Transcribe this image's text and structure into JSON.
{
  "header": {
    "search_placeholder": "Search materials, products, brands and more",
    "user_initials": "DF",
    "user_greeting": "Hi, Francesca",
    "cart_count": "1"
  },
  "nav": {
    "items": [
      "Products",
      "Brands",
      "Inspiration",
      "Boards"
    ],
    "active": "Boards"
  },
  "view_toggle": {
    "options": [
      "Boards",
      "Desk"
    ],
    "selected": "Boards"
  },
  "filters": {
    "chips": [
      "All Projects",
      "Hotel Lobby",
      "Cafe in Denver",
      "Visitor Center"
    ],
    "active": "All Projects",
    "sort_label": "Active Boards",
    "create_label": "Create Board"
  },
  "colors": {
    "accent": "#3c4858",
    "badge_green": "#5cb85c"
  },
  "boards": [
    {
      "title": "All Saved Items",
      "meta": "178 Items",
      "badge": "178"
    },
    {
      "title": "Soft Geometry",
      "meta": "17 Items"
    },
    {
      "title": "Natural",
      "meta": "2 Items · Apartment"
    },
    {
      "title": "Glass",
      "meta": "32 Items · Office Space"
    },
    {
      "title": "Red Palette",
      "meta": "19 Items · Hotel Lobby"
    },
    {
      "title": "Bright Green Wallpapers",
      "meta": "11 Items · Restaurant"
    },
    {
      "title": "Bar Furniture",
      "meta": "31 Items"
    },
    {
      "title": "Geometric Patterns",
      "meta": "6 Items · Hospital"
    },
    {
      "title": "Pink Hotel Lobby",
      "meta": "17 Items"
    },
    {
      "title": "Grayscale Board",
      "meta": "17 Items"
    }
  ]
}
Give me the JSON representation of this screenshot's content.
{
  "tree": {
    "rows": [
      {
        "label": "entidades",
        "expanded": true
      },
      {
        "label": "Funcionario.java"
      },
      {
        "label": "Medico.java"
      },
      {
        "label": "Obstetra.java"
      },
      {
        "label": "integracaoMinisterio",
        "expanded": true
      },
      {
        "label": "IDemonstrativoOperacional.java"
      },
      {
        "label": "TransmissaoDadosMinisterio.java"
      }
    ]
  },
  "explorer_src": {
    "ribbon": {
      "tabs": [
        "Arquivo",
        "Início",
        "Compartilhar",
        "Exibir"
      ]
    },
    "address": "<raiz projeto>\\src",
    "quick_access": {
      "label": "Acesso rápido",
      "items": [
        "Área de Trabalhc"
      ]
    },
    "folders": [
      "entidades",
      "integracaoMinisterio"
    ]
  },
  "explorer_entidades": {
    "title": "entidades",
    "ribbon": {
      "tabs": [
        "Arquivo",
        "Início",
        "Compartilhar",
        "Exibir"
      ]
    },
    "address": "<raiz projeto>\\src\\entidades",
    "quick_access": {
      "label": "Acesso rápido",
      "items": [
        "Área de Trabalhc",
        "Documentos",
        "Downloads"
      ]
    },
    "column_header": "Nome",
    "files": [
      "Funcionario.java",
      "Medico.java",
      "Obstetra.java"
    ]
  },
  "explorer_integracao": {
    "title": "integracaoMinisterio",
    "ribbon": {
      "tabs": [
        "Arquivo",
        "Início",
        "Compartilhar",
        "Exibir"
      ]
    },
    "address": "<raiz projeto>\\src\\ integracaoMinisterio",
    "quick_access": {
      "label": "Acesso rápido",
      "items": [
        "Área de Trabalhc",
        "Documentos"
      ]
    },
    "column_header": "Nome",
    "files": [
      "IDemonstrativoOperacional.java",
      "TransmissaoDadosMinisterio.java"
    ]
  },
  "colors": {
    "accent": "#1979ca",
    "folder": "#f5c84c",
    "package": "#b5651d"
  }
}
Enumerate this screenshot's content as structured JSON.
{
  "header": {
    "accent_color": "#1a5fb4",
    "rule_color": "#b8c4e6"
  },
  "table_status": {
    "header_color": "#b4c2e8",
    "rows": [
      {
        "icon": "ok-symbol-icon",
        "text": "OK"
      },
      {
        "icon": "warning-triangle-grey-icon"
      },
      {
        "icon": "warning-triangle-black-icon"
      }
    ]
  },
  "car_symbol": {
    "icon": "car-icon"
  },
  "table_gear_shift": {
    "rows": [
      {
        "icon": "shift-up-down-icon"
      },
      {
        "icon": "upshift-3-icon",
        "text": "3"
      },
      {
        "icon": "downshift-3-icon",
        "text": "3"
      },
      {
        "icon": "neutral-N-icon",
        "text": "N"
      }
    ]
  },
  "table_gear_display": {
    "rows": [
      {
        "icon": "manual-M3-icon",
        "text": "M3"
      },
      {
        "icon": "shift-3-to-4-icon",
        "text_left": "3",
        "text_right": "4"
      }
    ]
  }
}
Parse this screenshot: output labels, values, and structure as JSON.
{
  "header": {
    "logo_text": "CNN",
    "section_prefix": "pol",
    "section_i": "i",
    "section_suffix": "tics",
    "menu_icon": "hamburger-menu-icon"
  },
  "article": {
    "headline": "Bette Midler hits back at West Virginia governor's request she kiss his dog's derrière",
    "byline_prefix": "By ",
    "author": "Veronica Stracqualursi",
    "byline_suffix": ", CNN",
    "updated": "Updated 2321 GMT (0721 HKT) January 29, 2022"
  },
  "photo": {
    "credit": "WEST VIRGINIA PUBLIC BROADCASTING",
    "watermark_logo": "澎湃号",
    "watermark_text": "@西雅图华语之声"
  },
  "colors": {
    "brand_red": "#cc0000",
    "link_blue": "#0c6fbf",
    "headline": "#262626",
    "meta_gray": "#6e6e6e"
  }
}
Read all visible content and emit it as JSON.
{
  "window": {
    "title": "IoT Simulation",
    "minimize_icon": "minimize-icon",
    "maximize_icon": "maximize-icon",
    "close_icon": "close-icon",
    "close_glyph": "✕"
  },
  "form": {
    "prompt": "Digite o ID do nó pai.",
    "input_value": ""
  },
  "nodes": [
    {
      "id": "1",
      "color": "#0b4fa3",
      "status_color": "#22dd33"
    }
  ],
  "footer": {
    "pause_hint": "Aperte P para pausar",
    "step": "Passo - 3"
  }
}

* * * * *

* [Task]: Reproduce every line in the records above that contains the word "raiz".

* [Exercise result]:
    "address": "<raiz projeto>\\src",
    "address": "<raiz projeto>\\src\\entidades",
    "address": "<raiz projeto>\\src\\ integracaoMinisterio",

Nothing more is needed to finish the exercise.